Daughter and niece of award-winning tufa-cast experts Gary and Ira Custer, this young lady follows beautifully in the family footsteps.
This remarkably handsome and intricate concho belt shows her artistry and skill in this difficult medium. The tufa medium results in pieces that are both rugged and delicate, as here.
Tufa is a naturally compressed form of limestone sand. It is notoriously crumbly, and has to be carefully sawn and sculpted to preserve its shape. Casting molten silver – or another metal – from tufa requires a skillful and delicate touch.
Because it crumbles so readily, only a few casts can be made, usually, from one carved-out piece. See if you can tell which conchos are identical, and which are not.
The nine graceful ovals are covered with delicate swirls and circles referring to water. Sitting above each one, is a three-dimensional dragonfly. These are good luck symbols, since they flit and dart above waterways.
Notice, as well, the subtle variations in the forms of the dragonflies, indicating which ones came from the same tufa mold.
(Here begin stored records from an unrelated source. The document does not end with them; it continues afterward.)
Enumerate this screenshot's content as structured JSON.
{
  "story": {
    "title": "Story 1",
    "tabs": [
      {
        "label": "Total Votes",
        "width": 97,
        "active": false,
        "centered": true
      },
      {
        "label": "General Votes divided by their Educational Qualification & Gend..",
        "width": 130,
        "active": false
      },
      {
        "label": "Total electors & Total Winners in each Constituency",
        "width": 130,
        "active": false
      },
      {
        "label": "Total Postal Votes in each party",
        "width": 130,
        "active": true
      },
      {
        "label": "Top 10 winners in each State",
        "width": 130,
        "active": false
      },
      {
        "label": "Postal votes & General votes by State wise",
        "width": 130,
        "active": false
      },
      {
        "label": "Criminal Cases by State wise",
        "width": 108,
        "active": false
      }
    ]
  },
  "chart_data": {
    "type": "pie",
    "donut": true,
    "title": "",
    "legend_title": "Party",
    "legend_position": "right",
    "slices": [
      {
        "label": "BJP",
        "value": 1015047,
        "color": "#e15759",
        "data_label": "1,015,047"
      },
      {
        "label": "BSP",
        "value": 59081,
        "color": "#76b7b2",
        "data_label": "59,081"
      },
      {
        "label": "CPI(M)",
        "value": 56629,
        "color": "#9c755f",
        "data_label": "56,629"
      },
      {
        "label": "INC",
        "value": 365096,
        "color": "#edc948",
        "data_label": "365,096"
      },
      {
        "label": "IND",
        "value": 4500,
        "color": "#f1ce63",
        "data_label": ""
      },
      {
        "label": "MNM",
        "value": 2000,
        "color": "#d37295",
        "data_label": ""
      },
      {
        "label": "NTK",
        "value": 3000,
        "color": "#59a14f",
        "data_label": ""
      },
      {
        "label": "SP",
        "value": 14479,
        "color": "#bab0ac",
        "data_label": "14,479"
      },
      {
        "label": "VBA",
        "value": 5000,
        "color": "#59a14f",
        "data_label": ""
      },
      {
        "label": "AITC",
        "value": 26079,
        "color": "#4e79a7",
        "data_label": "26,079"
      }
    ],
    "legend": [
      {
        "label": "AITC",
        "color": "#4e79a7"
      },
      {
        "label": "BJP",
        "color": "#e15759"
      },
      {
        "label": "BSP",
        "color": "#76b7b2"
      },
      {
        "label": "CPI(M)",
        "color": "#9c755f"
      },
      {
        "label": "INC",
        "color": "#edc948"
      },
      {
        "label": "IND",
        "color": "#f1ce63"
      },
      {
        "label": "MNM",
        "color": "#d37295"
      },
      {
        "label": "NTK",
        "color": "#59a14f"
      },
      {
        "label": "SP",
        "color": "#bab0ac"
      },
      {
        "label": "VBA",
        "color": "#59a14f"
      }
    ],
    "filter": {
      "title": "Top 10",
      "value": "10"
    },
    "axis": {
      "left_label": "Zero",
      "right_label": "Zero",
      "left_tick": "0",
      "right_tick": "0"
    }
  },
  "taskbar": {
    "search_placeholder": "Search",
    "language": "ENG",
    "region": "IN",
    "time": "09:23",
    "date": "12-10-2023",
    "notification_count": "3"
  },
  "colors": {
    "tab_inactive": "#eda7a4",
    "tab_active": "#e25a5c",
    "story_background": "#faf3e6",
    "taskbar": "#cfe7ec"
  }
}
Look at the back of the buckle, and you will note tufa’s characteristic pitted surface, even though the silver has been polished.
This belt has other signs of quality besides the beauty of the design and the expertise of the execution: the silver is a thick and solid gauge; each concho is held in place with two sturdy copper keepers, so they won’t twist and turn when worn; the buckle can be unsnapped, and worn alone, with another leather belt, if you wish.
The leather belt can be cut to fit, or exchanged for a different leather altogether. (The conchos will slide off the leather, and can be attached to a different length of leather, and the buckle snaps off.)
With its curly water spirals gleaming over the darkened lower parts of the silver ovals, and the curved forms of the dragonflies, this belt is a pleasing combination of grace and substance.
Definitely one-of-a-kind, it will look chic with jeans, of course, and also with slacks, skirts, dresses, and more.